Your goal
Please copy out the lines in the entries that contain "JSON".

Data supplied
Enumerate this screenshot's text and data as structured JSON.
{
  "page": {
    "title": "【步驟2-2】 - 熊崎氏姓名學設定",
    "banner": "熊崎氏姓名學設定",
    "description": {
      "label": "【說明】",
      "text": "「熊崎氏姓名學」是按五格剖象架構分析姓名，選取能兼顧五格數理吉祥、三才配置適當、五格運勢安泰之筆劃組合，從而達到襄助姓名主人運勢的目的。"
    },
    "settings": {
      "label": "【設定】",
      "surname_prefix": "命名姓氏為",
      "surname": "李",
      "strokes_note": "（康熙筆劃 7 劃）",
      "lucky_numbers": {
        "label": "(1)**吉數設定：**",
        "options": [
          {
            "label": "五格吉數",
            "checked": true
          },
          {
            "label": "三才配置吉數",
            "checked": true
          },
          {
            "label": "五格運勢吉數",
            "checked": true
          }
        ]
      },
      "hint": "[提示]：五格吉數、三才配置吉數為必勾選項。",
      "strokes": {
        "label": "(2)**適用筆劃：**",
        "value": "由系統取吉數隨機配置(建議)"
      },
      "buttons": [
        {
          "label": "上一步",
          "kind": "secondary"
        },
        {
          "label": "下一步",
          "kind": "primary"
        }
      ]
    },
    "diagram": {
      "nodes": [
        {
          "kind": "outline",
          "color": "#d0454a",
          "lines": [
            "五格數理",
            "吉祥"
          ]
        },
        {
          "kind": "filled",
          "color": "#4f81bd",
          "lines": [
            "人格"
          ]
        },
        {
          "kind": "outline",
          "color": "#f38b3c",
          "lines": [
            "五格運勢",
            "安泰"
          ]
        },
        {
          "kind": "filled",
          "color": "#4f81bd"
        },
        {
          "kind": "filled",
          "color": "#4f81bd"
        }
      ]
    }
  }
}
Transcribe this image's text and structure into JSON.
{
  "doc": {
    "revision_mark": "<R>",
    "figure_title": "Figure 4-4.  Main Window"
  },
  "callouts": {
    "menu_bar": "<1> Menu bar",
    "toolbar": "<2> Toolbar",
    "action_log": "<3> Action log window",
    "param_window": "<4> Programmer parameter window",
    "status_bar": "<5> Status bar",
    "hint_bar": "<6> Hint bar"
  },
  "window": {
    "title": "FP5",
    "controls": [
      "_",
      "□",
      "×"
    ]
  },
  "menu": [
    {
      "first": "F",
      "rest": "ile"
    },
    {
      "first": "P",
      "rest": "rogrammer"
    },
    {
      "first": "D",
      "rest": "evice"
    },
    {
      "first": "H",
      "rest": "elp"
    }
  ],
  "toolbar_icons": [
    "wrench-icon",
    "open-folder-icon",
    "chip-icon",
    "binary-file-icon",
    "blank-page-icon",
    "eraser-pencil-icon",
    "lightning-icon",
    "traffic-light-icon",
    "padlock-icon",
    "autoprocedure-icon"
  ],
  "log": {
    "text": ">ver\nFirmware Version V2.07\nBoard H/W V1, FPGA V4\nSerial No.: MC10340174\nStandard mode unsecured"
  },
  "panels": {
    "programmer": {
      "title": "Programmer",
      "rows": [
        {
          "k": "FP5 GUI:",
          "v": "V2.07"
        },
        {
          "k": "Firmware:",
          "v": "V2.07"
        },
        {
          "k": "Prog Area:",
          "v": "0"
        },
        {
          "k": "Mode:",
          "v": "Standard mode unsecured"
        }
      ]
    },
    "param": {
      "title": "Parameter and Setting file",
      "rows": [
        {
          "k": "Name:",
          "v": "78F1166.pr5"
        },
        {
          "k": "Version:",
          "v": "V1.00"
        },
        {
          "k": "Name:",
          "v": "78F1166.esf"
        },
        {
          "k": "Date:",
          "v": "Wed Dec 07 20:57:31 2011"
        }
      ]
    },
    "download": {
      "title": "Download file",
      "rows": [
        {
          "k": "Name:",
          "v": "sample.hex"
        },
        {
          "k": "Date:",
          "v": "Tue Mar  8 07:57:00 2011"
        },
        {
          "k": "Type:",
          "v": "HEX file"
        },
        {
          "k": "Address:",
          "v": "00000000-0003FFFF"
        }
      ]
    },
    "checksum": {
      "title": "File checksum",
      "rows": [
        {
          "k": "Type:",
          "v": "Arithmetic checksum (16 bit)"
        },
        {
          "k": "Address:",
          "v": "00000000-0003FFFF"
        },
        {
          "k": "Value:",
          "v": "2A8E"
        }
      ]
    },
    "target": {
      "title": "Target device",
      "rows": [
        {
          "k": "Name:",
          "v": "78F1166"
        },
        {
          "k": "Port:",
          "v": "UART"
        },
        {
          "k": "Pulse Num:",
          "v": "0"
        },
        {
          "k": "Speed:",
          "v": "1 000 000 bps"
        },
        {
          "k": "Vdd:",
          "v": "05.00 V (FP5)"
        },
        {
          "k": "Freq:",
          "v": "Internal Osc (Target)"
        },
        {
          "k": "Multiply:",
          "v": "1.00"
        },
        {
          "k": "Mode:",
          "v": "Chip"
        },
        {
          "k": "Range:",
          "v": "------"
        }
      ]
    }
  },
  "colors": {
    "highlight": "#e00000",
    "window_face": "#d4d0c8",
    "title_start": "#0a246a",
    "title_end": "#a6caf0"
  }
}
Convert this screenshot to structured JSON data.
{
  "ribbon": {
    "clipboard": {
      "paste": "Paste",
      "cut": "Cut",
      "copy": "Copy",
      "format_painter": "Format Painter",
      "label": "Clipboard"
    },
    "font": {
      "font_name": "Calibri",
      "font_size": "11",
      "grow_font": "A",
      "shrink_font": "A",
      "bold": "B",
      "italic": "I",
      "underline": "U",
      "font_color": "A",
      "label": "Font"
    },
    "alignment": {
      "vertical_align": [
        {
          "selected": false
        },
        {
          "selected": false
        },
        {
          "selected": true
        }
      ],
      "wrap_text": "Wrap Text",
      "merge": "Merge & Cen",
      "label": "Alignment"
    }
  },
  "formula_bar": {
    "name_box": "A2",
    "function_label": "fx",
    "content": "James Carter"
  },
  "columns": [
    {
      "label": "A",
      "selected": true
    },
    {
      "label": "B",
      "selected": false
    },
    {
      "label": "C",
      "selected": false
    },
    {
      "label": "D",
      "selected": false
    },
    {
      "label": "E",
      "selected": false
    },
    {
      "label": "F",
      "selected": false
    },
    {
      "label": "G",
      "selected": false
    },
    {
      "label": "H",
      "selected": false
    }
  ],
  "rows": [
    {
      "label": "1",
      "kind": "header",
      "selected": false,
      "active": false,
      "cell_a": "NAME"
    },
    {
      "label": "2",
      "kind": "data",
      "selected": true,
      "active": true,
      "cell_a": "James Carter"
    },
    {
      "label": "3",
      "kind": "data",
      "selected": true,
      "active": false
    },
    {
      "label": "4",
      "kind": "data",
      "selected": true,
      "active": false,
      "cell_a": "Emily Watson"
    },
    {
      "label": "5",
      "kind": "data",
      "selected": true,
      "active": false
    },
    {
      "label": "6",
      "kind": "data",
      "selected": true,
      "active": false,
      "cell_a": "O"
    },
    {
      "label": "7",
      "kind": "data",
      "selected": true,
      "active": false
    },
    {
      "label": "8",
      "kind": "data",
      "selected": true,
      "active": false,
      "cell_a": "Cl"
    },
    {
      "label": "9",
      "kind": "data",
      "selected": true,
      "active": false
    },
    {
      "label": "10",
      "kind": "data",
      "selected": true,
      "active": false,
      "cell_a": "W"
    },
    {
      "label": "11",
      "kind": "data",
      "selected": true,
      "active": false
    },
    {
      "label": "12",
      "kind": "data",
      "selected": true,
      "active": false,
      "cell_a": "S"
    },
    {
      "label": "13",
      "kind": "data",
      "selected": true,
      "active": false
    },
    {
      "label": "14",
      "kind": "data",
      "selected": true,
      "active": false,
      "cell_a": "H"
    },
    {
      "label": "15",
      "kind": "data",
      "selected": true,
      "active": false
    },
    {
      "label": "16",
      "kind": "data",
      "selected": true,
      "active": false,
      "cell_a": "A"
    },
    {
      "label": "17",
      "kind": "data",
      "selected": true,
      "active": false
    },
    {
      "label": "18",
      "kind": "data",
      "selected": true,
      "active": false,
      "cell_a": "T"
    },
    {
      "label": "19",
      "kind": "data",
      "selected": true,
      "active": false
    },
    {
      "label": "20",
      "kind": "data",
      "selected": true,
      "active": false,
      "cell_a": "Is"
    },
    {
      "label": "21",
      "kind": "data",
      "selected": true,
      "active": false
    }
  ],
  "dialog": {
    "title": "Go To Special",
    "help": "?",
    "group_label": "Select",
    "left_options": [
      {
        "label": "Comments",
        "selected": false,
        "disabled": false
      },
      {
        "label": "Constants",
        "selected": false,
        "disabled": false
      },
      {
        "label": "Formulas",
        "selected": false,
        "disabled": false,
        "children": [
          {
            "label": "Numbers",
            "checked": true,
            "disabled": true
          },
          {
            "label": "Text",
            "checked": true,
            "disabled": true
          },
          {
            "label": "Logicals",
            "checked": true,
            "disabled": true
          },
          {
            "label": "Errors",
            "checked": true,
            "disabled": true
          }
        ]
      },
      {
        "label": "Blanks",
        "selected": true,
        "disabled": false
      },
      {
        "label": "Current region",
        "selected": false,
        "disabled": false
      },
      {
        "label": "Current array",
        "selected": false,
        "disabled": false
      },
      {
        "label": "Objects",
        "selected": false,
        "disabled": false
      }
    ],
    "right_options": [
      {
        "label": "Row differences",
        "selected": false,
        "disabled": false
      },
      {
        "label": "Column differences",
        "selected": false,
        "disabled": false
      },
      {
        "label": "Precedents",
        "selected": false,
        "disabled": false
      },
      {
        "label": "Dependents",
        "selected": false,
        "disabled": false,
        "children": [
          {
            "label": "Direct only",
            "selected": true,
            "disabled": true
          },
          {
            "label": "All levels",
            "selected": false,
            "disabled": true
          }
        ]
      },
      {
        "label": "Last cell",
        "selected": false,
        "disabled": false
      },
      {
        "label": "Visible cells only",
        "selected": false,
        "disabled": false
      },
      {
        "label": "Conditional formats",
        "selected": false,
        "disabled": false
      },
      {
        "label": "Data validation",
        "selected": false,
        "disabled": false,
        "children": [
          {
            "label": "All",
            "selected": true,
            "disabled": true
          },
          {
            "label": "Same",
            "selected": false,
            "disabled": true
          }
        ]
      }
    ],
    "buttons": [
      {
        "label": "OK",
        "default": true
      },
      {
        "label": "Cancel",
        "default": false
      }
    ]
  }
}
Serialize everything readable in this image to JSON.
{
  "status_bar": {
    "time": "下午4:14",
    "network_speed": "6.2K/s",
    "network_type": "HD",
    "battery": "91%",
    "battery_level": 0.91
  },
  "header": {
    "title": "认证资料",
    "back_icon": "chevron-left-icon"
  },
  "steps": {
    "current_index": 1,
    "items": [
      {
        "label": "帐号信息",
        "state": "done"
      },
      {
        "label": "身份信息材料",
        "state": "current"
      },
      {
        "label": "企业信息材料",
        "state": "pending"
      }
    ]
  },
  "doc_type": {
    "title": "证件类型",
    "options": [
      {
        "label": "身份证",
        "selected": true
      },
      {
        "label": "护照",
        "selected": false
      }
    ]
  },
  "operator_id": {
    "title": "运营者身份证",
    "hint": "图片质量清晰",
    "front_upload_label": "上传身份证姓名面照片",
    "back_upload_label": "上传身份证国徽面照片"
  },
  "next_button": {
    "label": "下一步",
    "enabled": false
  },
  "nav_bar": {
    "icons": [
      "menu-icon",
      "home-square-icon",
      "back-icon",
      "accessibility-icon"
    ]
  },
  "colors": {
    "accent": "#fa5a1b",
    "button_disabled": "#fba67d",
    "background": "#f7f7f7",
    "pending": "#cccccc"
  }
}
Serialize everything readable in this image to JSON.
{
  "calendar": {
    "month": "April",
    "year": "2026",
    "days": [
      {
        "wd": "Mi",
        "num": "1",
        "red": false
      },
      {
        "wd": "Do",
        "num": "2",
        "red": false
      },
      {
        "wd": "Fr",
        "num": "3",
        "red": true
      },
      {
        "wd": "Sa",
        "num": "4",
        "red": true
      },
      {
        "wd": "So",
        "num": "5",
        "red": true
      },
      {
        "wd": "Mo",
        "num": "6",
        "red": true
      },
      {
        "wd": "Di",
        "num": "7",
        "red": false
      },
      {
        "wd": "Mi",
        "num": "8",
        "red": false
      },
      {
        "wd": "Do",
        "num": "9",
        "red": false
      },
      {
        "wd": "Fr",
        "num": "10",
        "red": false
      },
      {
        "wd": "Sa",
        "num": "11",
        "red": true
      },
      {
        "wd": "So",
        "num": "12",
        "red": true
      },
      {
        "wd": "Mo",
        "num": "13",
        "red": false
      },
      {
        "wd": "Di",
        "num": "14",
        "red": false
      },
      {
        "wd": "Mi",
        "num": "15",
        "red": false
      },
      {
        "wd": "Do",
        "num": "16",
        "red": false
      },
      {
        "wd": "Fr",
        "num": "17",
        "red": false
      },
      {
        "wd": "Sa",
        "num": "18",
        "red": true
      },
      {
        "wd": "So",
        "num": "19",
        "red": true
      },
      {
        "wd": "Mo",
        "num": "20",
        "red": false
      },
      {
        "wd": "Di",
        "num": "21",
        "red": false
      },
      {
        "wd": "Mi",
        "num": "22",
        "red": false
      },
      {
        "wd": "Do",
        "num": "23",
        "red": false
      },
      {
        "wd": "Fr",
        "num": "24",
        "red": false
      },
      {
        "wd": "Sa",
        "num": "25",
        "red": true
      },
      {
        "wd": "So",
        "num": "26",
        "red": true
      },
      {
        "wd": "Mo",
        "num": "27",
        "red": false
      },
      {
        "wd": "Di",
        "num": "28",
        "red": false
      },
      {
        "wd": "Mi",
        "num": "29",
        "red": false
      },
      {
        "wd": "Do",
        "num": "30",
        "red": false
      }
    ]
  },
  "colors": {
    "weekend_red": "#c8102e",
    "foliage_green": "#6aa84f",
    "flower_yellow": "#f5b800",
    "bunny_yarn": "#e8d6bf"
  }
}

Reply
Enumerate this screenshot's text and data as structured JSON.
Transcribe this image's text and structure into JSON.
Convert this screenshot to structured JSON data.
Serialize everything readable in this image to JSON.
Serialize everything readable in this image to JSON.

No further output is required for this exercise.